After finding out a close family member in Ohio was diagnosed with cancer, Beth and the two kids stayed a few days longer while Jason went back to his duty station to report for work. But when the trio went to catch their flight at the Cincinnati/Northern Kentucky International Airport, nothing went as planned.
“First the plane had some sort of maintenance issue which delayed us for hours,” she said. “Then it was announced it would be even a few more hours and then finally the flight was was outright cancelled.
“Fortunately we were right next to the USO, so I was able to bring the kids in there and wait for who knows how long.”
Thinking her husband would be there traveling with her for the duration of the trip, Beth left the family stroller at home and was ill-prepared to handle both the needs of a 7-month-old and a newly potty-trained 2-year-old toddler, who, of course, had to use the bathroom at the exact moment the 7-month-old needed to be put down to sleep.
Recognizing the needs of the overwhelmed mother, quick-thinking USO volunteer Peggy Littrell fashioned a makeshift crib from two chairs she found inside the USO lounge, facing them toward each other and lining the furniture with a blanket. Littrell watched the 7-month-old so Beth could take care of the 2-year-old.

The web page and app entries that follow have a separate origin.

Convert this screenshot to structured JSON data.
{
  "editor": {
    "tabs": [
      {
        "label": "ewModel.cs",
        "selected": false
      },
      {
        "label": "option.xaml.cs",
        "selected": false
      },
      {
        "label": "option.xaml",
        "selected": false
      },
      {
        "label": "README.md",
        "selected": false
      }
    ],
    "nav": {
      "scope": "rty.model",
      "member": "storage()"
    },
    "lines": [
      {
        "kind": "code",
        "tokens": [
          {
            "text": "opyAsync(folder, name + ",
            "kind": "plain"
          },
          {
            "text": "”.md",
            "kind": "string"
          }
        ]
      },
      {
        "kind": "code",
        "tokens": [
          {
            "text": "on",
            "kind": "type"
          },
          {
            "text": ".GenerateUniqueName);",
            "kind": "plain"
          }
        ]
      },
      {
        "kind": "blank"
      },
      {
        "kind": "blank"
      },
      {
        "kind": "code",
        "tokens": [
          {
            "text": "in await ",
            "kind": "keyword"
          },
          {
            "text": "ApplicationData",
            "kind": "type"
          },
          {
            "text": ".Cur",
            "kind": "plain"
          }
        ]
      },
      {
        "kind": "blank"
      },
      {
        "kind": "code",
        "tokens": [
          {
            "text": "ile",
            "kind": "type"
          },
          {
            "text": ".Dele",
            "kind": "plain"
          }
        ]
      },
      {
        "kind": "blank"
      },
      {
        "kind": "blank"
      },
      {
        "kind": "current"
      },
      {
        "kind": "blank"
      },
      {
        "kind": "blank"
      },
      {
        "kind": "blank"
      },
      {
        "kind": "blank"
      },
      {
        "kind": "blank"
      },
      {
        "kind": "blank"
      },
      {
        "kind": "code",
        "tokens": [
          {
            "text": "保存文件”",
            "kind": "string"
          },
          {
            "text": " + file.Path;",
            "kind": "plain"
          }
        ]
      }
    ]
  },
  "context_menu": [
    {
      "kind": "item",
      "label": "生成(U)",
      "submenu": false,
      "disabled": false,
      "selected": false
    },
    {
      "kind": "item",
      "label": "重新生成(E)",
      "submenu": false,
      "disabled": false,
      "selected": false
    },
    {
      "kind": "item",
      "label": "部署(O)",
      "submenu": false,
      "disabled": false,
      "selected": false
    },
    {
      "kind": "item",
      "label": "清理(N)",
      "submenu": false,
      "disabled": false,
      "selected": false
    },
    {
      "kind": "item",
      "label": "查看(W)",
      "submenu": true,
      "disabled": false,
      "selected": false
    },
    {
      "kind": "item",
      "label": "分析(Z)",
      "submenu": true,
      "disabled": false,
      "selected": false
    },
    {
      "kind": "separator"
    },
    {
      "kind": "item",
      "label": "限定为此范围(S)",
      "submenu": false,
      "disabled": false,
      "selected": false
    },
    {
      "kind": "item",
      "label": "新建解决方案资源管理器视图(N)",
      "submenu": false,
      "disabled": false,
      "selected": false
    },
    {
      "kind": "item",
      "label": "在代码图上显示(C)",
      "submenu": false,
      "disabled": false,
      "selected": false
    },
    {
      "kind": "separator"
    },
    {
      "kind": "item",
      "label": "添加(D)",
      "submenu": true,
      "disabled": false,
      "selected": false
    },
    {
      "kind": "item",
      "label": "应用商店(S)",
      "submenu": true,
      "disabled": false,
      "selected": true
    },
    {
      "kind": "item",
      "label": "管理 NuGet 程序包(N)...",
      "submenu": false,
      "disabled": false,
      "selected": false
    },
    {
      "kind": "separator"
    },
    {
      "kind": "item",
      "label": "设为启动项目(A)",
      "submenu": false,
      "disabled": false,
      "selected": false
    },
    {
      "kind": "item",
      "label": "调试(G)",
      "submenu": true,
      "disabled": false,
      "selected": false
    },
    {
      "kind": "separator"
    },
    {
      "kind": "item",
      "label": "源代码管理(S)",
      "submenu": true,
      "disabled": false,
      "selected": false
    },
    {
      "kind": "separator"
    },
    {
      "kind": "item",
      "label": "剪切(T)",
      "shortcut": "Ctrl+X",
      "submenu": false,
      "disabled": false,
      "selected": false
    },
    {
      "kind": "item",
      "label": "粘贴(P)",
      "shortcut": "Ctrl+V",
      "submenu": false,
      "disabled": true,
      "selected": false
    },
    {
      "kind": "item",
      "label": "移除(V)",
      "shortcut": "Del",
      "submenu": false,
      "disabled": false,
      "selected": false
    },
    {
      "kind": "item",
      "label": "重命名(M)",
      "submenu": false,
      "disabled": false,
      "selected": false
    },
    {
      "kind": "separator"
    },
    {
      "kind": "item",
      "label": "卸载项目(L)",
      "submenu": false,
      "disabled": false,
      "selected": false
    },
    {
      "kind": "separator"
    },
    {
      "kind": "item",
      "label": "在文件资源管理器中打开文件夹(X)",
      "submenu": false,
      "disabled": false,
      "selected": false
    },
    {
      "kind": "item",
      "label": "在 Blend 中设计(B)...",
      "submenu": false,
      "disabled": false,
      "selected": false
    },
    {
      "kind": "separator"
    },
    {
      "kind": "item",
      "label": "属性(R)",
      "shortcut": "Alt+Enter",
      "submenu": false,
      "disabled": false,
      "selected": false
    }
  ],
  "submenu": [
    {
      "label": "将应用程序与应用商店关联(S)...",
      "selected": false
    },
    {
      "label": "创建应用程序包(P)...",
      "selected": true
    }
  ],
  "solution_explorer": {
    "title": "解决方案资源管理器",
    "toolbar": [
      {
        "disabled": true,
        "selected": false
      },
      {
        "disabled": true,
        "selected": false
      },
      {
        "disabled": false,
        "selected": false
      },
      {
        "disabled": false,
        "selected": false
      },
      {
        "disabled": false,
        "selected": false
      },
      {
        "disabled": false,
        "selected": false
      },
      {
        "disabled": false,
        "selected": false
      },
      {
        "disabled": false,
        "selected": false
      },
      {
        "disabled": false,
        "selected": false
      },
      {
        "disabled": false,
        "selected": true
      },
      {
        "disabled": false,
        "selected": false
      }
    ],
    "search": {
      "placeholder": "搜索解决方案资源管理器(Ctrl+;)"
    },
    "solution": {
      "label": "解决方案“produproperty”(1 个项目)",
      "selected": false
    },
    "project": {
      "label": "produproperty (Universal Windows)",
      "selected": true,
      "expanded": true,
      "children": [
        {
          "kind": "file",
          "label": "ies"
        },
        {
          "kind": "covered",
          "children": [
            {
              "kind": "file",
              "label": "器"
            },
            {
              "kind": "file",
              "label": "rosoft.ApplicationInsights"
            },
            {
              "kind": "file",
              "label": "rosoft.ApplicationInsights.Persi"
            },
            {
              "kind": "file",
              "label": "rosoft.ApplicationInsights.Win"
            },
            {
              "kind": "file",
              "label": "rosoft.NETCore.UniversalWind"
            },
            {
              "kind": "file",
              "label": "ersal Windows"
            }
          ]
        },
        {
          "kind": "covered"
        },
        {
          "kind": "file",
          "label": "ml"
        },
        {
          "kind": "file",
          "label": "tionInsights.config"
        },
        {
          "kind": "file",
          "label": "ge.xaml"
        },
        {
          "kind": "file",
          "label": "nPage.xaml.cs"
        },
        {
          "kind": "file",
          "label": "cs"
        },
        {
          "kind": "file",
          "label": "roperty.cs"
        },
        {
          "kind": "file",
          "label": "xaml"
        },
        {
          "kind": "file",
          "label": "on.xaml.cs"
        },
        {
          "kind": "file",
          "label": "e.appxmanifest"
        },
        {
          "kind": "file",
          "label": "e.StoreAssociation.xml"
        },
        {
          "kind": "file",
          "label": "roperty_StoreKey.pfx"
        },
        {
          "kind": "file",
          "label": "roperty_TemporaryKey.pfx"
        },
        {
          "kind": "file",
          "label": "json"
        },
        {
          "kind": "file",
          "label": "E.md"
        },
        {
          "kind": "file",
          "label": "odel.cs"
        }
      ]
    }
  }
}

“It was amazing,” Beth said. “I didn’t know people still do that anymore.”
Littrell kept the USO center open until midnight, when she contacted airport security to help the family their gate for departure.
“When I got home my husband couldn’t believe it when I told him what happened,” Beth said. “He saw the photo it was one of the rare times I’ve seen him cry. He typically doesn’t share something like this on social media, but It really touched him that someone would take so much time out to care for his family.”
“There’s no training orientation or anything like that in the world which teaches people to do stuff like this,” USO Cincinnati Volunteer Coordinator Kathy Williams about Littrell’s compassionate actions that night. “It’s instinct.”